The EAGLE group (Eionet Action Group on Land monitoring in Europe) was set up in 2009 by members of EIONET NRCs on land cover as a response to the growing need to discuss solutions for a better integration and harmonization of national mapping activities with European land monitoring initiatives (i.e. CLC) at technical level, independently from any political or industry preferences, following the concept of a bottom-up approach.

The EAGLE concept …

  • can be a useful framework for the integration of LC / LU information from various data sets in one single data model.
  • is applicable on both national and EU level.
  • is a vehicle for comparison and semantic translation between different LC/LU nomenclatures, and facilitates data exchange.
  • is open to be implemented as a LC / LU data collection standard for national land monitoring initiatives.

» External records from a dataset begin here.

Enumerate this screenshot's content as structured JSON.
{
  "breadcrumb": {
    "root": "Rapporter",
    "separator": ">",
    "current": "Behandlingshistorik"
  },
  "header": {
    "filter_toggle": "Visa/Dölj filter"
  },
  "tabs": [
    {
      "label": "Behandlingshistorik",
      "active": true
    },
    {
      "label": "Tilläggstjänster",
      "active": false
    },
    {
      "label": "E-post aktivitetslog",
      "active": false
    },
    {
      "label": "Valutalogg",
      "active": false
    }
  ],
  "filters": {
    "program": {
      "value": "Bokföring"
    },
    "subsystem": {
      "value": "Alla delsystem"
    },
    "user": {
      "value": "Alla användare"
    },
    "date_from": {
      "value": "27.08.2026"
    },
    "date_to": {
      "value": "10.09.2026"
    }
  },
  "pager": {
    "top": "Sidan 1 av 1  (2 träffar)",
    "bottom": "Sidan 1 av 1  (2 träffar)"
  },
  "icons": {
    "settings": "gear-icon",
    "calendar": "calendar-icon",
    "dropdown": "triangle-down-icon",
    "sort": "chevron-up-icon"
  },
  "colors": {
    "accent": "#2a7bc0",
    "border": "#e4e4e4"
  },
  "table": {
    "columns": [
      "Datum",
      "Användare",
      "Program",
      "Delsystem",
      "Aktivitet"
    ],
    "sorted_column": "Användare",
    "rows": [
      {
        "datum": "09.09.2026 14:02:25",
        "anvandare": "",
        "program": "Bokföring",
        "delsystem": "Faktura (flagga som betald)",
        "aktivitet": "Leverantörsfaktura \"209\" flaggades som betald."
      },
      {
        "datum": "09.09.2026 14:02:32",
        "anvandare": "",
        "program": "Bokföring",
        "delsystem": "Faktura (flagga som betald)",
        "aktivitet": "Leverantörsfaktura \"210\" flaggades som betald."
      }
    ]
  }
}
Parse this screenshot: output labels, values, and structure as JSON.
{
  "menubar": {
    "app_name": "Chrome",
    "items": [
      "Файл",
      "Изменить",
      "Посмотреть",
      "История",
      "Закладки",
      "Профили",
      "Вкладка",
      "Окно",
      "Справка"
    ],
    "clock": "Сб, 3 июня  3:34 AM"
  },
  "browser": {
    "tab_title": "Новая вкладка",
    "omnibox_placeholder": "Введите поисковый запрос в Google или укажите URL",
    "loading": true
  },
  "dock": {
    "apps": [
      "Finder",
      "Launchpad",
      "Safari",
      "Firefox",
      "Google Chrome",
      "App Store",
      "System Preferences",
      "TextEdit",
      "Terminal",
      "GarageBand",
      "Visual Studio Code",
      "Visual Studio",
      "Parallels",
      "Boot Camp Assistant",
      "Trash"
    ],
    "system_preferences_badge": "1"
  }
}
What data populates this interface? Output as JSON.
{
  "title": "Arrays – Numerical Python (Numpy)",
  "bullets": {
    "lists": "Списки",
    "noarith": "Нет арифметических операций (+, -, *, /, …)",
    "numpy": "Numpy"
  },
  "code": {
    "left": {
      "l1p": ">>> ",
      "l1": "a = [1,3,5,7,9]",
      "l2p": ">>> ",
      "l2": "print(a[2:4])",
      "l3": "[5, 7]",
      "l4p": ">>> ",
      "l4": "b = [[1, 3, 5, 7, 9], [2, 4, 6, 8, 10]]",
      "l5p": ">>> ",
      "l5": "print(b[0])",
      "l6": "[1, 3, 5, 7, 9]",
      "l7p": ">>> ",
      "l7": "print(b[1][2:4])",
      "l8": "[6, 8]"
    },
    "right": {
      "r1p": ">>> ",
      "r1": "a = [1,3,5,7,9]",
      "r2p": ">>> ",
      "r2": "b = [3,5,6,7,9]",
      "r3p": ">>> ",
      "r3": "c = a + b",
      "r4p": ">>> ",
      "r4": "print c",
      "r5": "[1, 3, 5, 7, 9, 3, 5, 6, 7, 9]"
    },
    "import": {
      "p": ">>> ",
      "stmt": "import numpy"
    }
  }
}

  • can be a coherent common data framework for several single GMES products (CLC, HRLs, Urban Atlas).